Paraguay as a Model of Independence
The history of Paraguay was characterized by instability and a dictatorial rule. It was involved in the two major world wars that were against Argentina, Brazil, and Uruguay in the 1947. The Latin American Wars of Independence were the different revolutions that took position in the late 18th century and early 19th century. This led to the creation of numerous independent countries in Latin America. The 19th century was a transitional era whereby Paraguay and the Latin America colonies became nations through the struggle for political, economic, and social independence.
The Paraguay of the first half-century after independence was a model of what the Latin America could have become. This was because political involvement and electoral contribution since the inception of the Latin American countries were rampaged. The post revolutionary state building project contemplated broad electoral contribution. With the outstanding of Paraguay and the Mexican Empire, the new regions adopted representative institutions due to independence (Bushnell and Macaulay138). The search for political array came into existence with the efforts to change monarch servants to voters. Many of the original republican citizens gave way afterwards to the more restrictive descendent republican citizens.
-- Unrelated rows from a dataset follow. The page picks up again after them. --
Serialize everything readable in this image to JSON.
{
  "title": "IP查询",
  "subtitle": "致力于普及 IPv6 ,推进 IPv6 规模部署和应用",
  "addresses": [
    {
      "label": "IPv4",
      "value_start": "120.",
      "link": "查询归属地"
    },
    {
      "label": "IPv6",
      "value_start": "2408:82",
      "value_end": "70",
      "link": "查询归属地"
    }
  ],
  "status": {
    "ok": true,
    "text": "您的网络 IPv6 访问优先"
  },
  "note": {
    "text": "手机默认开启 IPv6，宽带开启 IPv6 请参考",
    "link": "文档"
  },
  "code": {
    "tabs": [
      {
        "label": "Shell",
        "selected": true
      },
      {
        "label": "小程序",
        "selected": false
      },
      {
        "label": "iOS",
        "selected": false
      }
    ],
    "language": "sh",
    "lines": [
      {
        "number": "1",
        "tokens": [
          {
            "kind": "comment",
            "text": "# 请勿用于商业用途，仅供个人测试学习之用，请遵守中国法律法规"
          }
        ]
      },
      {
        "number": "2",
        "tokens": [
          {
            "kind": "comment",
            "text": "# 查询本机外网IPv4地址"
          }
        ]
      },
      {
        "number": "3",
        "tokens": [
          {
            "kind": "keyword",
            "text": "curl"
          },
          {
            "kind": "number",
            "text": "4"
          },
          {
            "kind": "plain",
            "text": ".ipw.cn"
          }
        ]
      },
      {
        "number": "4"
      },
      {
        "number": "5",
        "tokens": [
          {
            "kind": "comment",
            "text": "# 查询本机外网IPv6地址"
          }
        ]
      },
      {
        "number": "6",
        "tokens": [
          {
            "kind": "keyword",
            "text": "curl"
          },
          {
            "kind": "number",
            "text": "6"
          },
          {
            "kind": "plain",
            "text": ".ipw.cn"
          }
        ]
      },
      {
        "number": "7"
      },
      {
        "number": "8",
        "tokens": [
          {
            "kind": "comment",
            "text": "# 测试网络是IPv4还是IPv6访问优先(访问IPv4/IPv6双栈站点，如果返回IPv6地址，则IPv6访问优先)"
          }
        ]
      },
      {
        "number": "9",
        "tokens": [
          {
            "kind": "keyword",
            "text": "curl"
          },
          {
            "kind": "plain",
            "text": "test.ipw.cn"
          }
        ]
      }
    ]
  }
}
Paraguay used different models including the liberal model of economic, political, and social development .They aimed to achieve independence thus had to engage in civil wars in 1947. In 1954 to 1989, Alfredo Stroessner used long dictatorship that left an unfathomable heritage of fear and self-censorship among the Paraguayans. They only started to overcome their challenges when they created liberal model of social-economic development (Bushnell and Macaulay 12).
I agree with the two authors because they base their argument on the preliminary experiments in state building. Many leaders adopt liberal modes of both socio-economic and political progress in order to achieve independent. Paraguay entered in the civil war because they wanted to institutionalize their nation. They created institutions that were the primary cause of political, cultural, and economic development. The institutions that mattered most were those concerned with the protection of property rights. Others were concerned with mobilization of resources and coordinating investment.
Political institutions were self-sustaining that is, they survived and functioned only incase they could continually generate outcomes that preferred. Each group in Paraguay could impose itself by violating the orders of the institution using force. While the Latin American countries were apparently not the same, the crumple of the colonial rule left them without justifiable national or substantial institutions. When they founded them, political institutions became highly exclusionary. Yet even though the elites processed their conflicts peacefully, typically over centralization, and high tariffs existed (Bushnell and Macaulay 23).
The emergence of Latin America led to economic development in different parts of the country. However, political disparity still existed as well as economics disparity that led to further cost of economic integration. Due to economic insecurity, the issue of political integration of the unfortunate, urban employees, and agricultural workers led to recurrent institutional volatility. Economies grew when the political power brought safety of property in Latin America even though political institutions captivated among the elites and processed them according to regulations (Bushnell and Macaulay 27).
In conclusion, the 19th century was marked as a year of liberalism where many regions turned to new ideas of socio-economic and political development. The struggle for independence led to development of infrastructures and expansion of trade. The liberals came to authority in most regions, and Paraguay laid emphasis social-economic, and political development. However, liberalism was contradictory from the political point of view, but they struggled and later on succeeded.
Bushnell, David & Neill Macaulay. The emergence of Latin America in the nineteenth century.
New York, NY: Oxford University Press, 1988. Print.